INSTRUCTIONS TO FOLLOW: Repeat every record below, word for word.
○ ○ ○ ○
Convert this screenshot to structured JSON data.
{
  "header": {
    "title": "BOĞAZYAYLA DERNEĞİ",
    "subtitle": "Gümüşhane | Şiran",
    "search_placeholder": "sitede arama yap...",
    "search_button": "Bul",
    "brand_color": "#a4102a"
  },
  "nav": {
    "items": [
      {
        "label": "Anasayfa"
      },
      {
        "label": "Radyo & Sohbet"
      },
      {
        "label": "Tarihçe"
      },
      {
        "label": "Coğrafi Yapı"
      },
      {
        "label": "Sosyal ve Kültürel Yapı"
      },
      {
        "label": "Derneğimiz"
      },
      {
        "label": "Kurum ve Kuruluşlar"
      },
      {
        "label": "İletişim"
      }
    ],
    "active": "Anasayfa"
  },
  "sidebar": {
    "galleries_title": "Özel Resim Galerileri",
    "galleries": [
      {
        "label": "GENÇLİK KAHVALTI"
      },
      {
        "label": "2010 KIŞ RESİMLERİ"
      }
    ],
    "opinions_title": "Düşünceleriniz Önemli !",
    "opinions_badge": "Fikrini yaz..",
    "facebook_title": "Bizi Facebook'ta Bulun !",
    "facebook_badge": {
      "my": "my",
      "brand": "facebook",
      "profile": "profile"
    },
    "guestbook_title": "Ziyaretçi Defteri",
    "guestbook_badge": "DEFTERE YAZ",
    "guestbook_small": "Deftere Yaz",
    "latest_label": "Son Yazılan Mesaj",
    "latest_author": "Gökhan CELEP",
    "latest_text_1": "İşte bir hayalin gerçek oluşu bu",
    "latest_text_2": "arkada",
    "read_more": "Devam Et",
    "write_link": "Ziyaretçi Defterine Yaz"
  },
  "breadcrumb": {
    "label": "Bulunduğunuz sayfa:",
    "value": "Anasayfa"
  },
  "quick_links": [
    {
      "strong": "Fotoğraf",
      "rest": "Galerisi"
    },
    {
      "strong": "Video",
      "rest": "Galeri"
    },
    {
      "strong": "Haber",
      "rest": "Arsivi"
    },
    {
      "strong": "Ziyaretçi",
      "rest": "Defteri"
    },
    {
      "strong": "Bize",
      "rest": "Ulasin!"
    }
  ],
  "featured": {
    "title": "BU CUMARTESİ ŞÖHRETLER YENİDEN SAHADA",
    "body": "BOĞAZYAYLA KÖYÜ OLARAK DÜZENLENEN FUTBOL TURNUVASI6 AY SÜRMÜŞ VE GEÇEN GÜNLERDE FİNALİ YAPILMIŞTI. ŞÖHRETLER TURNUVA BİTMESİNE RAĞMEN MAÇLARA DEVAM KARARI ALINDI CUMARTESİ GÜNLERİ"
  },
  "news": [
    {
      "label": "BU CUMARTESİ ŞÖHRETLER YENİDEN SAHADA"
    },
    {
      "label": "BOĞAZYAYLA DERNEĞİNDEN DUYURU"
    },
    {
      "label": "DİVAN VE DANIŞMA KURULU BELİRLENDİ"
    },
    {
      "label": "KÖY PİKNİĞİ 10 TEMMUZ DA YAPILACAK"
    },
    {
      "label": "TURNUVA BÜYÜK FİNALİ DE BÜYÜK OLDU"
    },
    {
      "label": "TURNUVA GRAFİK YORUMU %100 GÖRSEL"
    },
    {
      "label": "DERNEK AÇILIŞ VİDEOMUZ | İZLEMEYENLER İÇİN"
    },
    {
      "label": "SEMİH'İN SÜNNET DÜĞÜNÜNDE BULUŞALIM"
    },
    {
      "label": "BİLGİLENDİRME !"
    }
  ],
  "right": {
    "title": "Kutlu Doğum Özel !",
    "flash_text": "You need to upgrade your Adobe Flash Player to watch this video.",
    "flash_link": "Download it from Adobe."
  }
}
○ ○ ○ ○
EXERCISE RESULT:
Convert this screenshot to structured JSON data.
{
  "header": {
    "title": "BOĞAZYAYLA DERNEĞİ",
    "subtitle": "Gümüşhane | Şiran",
    "search_placeholder": "sitede arama yap...",
    "search_button": "Bul",
    "brand_color": "#a4102a"
  },
  "nav": {
    "items": [
      {
        "label": "Anasayfa"
      },
      {
        "label": "Radyo & Sohbet"
      },
      {
        "label": "Tarihçe"
      },
      {
        "label": "Coğrafi Yapı"
      },
      {
        "label": "Sosyal ve Kültürel Yapı"
      },
      {
        "label": "Derneğimiz"
      },
      {
        "label": "Kurum ve Kuruluşlar"
      },
      {
        "label": "İletişim"
      }
    ],
    "active": "Anasayfa"
  },
  "sidebar": {
    "galleries_title": "Özel Resim Galerileri",
    "galleries": [
      {
        "label": "GENÇLİK KAHVALTI"
      },
      {
        "label": "2010 KIŞ RESİMLERİ"
      }
    ],
    "opinions_title": "Düşünceleriniz Önemli !",
    "opinions_badge": "Fikrini yaz..",
    "facebook_title": "Bizi Facebook'ta Bulun !",
    "facebook_badge": {
      "my": "my",
      "brand": "facebook",
      "profile": "profile"
    },
    "guestbook_title": "Ziyaretçi Defteri",
    "guestbook_badge": "DEFTERE YAZ",
    "guestbook_small": "Deftere Yaz",
    "latest_label": "Son Yazılan Mesaj",
    "latest_author": "Gökhan CELEP",
    "latest_text_1": "İşte bir hayalin gerçek oluşu bu",
    "latest_text_2": "arkada",
    "read_more": "Devam Et",
    "write_link": "Ziyaretçi Defterine Yaz"
  },
  "breadcrumb": {
    "label": "Bulunduğunuz sayfa:",
    "value": "Anasayfa"
  },
  "quick_links": [
    {
      "strong": "Fotoğraf",
      "rest": "Galerisi"
    },
    {
      "strong": "Video",
      "rest": "Galeri"
    },
    {
      "strong": "Haber",
      "rest": "Arsivi"
    },
    {
      "strong": "Ziyaretçi",
      "rest": "Defteri"
    },
    {
      "strong": "Bize",
      "rest": "Ulasin!"
    }
  ],
  "featured": {
    "title": "BU CUMARTESİ ŞÖHRETLER YENİDEN SAHADA",
    "body": "BOĞAZYAYLA KÖYÜ OLARAK DÜZENLENEN FUTBOL TURNUVASI6 AY SÜRMÜŞ VE GEÇEN GÜNLERDE FİNALİ YAPILMIŞTI. ŞÖHRETLER TURNUVA BİTMESİNE RAĞMEN MAÇLARA DEVAM KARARI ALINDI CUMARTESİ GÜNLERİ"
  },
  "news": [
    {
      "label": "BU CUMARTESİ ŞÖHRETLER YENİDEN SAHADA"
    },
    {
      "label": "BOĞAZYAYLA DERNEĞİNDEN DUYURU"
    },
    {
      "label": "DİVAN VE DANIŞMA KURULU BELİRLENDİ"
    },
    {
      "label": "KÖY PİKNİĞİ 10 TEMMUZ DA YAPILACAK"
    },
    {
      "label": "TURNUVA BÜYÜK FİNALİ DE BÜYÜK OLDU"
    },
    {
      "label": "TURNUVA GRAFİK YORUMU %100 GÖRSEL"
    },
    {
      "label": "DERNEK AÇILIŞ VİDEOMUZ | İZLEMEYENLER İÇİN"
    },
    {
      "label": "SEMİH'İN SÜNNET DÜĞÜNÜNDE BULUŞALIM"
    },
    {
      "label": "BİLGİLENDİRME !"
    }
  ],
  "right": {
    "title": "Kutlu Doğum Özel !",
    "flash_text": "You need to upgrade your Adobe Flash Player to watch this video.",
    "flash_link": "Download it from Adobe."
  }
}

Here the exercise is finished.